PHILIPPINES - Widespread flooding in the Philippines has claimed seven more lives, raising the death toll to 40 after two weeks of heavy rain. The seven deaths occurred in the past four days as floods engulfed Samar, the country's third-largest island. Seven other people remain missing after being swept away by floods or buried by landslides. Soldiers and government personnel are evacuating more people in Samar and nearby Leyte island. The heavy rains began shortly before New Year's Eve and have brought misery to 1.29 million people in 144 towns, including 338,000 who fled their homes or are receiving food or other aid from the government. More than 22,000 people remain in government-run temporary shelters while waiting for floodwaters to ebb, with nearly 1300 houses damaged or destroyed. An initial government estimate put the damage to roads and bridges, homes, and farms at nearly 900 million pesos ($A20.59 million).

BRAZIL - Floods and mudslides triggered by heavy rains have killed at least 13 people in the city of Sao Paulo and the rest of the state. Most died when mudslides swept away their homes. Main roads were flooded, causing huge traffic jams in Sao Paulo, Brazil's biggest city. Brazil has seen severe flooding this year which has left thousands homeless and dozens dead in the south-east of the country. The torrential downpours began on Monday night, causing rivers to burst their banks. Rescue services reported a dozen landslides. The first few days of January have seen nearly as much as is normal in the ENTIRE month.
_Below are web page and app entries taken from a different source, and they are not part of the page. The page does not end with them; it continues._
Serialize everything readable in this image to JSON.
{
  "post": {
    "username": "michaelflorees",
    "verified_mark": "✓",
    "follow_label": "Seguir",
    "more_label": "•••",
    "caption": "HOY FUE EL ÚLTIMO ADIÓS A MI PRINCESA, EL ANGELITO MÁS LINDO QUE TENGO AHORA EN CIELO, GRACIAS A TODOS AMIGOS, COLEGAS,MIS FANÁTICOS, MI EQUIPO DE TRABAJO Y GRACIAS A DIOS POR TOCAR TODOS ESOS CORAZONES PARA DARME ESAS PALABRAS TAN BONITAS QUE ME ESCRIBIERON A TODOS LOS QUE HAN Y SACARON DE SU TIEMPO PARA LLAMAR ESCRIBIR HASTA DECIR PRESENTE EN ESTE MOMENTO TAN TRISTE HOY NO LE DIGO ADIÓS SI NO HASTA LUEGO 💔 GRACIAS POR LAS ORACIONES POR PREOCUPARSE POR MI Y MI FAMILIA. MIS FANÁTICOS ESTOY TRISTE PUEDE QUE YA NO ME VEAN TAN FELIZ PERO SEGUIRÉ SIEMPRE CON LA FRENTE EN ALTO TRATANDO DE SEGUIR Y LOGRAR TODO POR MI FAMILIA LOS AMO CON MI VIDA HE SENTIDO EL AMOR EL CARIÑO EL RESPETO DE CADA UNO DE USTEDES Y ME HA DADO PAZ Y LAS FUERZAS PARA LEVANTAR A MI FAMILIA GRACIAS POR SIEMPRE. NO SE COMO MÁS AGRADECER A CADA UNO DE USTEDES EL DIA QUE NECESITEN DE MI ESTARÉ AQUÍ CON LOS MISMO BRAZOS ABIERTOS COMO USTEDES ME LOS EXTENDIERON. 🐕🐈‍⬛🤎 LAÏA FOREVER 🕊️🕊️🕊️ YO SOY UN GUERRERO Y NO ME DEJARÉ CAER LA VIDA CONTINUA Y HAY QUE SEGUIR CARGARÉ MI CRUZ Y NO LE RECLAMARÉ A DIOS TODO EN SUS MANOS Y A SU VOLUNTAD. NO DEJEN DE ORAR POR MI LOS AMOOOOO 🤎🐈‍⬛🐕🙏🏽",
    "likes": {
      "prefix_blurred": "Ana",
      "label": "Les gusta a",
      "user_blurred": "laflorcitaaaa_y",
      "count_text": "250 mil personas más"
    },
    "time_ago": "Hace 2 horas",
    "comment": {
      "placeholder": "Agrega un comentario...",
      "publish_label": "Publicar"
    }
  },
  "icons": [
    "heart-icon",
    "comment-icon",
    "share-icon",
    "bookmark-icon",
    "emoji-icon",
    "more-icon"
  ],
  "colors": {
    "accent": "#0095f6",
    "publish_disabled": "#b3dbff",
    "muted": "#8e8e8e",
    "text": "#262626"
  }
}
SRI LANKA - Recent heavy rains across Sri Lanka caused flooding and landslides that left thousands homeless, killed 13 people and injured 44 others. Officials have set up 351 camps to house more than 127,500 displaced people in three provinces. More than 863,000 people have been affected by the floods. Helicopters have been deployed to airlift villagers marooned in flood-stricken regions. Planes were delivering dry rations to the area.


A pilot project to see if cash crops can be grown in the salty ground of India's coastal areas has been launched. The area in Tamil Nadu state will house dozens of species of halophytes - or salt-loving plants - that can be used for producing cash crops.
Halophytes can be used to produce edible oils, medicines, vegetables, and cattle and fish feed. Halophytes can be found throughout the coastal areas of India. Marine biologists involved in the project say that salt-resistant plants are important for people living in coastal areas, where vast tracts of land have turned saline and unsuitable for any other form of cultivation. In recent years, river water and groundwater supplies have depleted rapidly, principally because of increasing irrigation. Backers of the scheme say it could transform agricultural production in coastal areas which are becoming increasingly saline not only in India but in other parts of South Asia as well.
"Global warming causes sea waters to rise and as such inundated areas will increase substantially in years to come, turning large amount of coastal land saline and unfit for regular crops." The aim was to see whether sea water could be considered a social resource, and if so in what way it could be used to increase food production. Saline water plants can also be used to produce fine chemicals, biofuels and even building materials. Field studies conducted in the US and East Africa have suggested that halophytes such as sea asparagus can be grown as commercial crops.